What I read on the internet…
Toward the end of the year, I started avoiding the internet at various times during the week.
Not all of it. I’d still read the comics I had bookmarked, maybe even pick up a new one of a friend recommended it to me directly. I’d read WordPress semi-regularly, because at least one of the people I follow does a weekly link collection where I know I’ll see good articles. (You should read his Friday Links. Font Folly has good thoughts on other things as well.) I might even load Slate for my guilty pleasure fix of Dear Prudence.
Social media though… Social media I got to avoiding because there was a lot going on for people to be angry about.
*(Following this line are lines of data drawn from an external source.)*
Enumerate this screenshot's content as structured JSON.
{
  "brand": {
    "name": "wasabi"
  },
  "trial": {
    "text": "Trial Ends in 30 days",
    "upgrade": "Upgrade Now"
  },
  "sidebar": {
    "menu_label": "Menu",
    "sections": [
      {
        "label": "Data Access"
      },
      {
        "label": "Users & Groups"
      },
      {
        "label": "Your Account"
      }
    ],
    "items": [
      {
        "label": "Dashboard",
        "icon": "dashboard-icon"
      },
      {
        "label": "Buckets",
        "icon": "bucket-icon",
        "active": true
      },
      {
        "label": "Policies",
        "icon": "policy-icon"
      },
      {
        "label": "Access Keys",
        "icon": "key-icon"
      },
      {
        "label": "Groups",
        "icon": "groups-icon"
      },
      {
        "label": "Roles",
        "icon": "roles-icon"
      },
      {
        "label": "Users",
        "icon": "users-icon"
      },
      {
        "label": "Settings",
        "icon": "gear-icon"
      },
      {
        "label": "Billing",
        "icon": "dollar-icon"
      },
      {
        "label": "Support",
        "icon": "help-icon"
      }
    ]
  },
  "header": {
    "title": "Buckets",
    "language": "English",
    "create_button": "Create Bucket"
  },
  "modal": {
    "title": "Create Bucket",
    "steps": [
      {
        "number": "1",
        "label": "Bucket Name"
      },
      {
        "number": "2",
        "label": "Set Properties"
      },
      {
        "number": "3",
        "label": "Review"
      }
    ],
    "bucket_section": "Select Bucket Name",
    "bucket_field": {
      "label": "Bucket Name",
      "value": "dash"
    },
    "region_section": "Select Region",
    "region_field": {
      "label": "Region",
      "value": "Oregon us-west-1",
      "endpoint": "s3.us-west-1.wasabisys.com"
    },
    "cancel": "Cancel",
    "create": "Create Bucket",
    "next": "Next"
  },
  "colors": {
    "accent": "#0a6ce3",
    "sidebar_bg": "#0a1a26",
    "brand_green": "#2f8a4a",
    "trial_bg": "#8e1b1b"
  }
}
To yell at each other, but not actually listen about.
Facebook is the hardest for me. It’s often the loudest, the rudest, and the cruelest. The internet adage of “Don’t Read the Comments” was originally about news articles, or perhaps reddit or YouTube, but boy is it true for Facebook. Hitting each others’ hot buttons seems impossibly easy there. People post articles they know are slanted and then get frustrated when people disagree with the slant. Sometimes, it’s an exercise in not talking, viewing Facebook.
Twitter can be easier, and perhaps it is due to who I follow and allow in my timeline, but even it can become an unbearably loud echo chamber of RTs and MTs and arguments.
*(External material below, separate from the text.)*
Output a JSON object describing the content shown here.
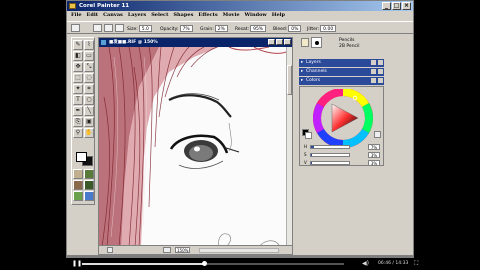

Tumblr is theoretically a blogging site, except when it isn’t, and resembles something closer to Pinterest, Imgur or a meme-sharing site. Oddly, I’ve found that it has a more balanced level of social discussion vs flame-war. Both exist, but at least discussion occurs.
I don’t look at LiveJournal or DreamWidth lately, very much at all. LiveJournal doesn’t allow me to easily view backwards any longer, so it is more complicated to use, and only a few people I read regularly actually drifted to DW. Mostly, writers seemed to stay in both places and use them to echo to other publishing sites.
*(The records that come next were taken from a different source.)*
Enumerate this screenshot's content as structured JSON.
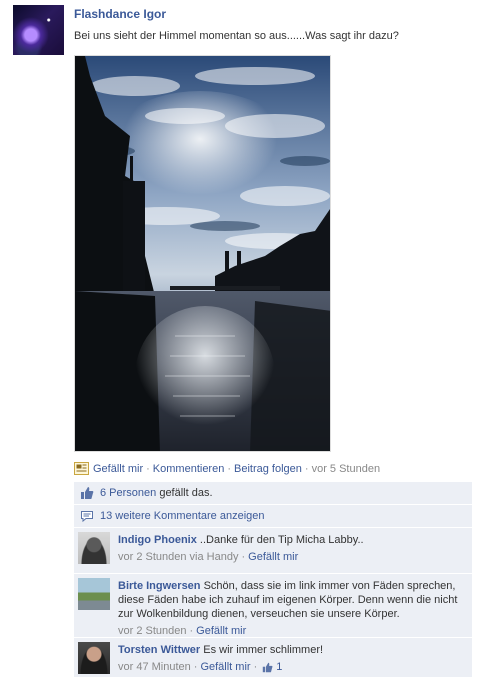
{
  "post": {
    "author": "Flashdance Igor",
    "text": "Bei uns sieht der Himmel momentan so aus......Was sagt ihr dazu?",
    "avatar_icon": "galaxy-avatar",
    "photo_icon": "river-sky-photo"
  },
  "actions": {
    "like": "Gefällt mir",
    "comment": "Kommentieren",
    "follow": "Beitrag folgen",
    "separator": "·",
    "time": "vor 5 Stunden"
  },
  "likes": {
    "count_link": "6 Personen",
    "suffix": " gefällt das.",
    "icon": "thumbs-up-icon"
  },
  "more_comments": {
    "label": "13 weitere Kommentare anzeigen",
    "icon": "comment-bubble-icon"
  },
  "comments": [
    {
      "author": "Indigo Phoenix",
      "text": " ..Danke für den Tip Micha Labby..",
      "time": "vor 2 Stunden via Handy",
      "like": "Gefällt mir"
    },
    {
      "author": "Birte Ingwersen",
      "text": " Schön, dass sie im link immer von Fäden sprechen, diese Fäden habe ich zuhauf im eigenen Körper. Denn wenn die nicht zur Wolkenbildung dienen, verseuchen sie unsere Körper.",
      "time": "vor 2 Stunden",
      "like": "Gefällt mir"
    },
    {
      "author": "Torsten Wittwer",
      "text": " Es wir immer schlimmer!",
      "time": "vor 47 Minuten",
      "like": "Gefällt mir",
      "like_count": "1"
    }
  ],
  "colors": {
    "link": "#3b5998",
    "ufi_background": "#eceff5",
    "meta_text": "#888888"
  }
}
What’s interesting to me, is when I see other people, sometimes famous people, frustrated with the same things. Twitter is almost designed to be cruel. You have to speak in very short pithy sentences and the potential for assuming the worst would theoretically be very high. And yet… that’s not where cruelty seems the worst (unless of course you get attacked and doxxed). In general, Twitter users seem to go out of their way to be as clear as possible. Facebook seems to be the worst, where people often have their “real names” and often “real faces”. I’m not sure what that says about the user base, or my experience with it. I think in some cases, or I hope, that it’s my experience. Unfortunately, a lot of my family and acquaintances that I follow on Facebook are not as open-minded as I would like. They don’t like trying to consider another side to an argument. They have their side and strongly ascribe to black and white thinking. I feel defeated by the brick walls and I’m ashamed to admit I don’t push back as often as I should when I disagree.
I see WordPress as a straight blogging site. A place to write small personal essays, or poetry, or words. I know some people use it for photography (I follow a few photographers with beautiful images), but I use Tumblr more that way.
I’m not sure there’s an answer. I know I’m not the first to feel spread thin with social media and blogging and the internet, or to feel the emotional outrage burn out from news sites about the horrors in the world. In some ways though, I think that acknowledging it helps makes us feel the same, equal, and to relate to each other despite our differences. So putting my thoughts out there is something I’m going to continue to try to do.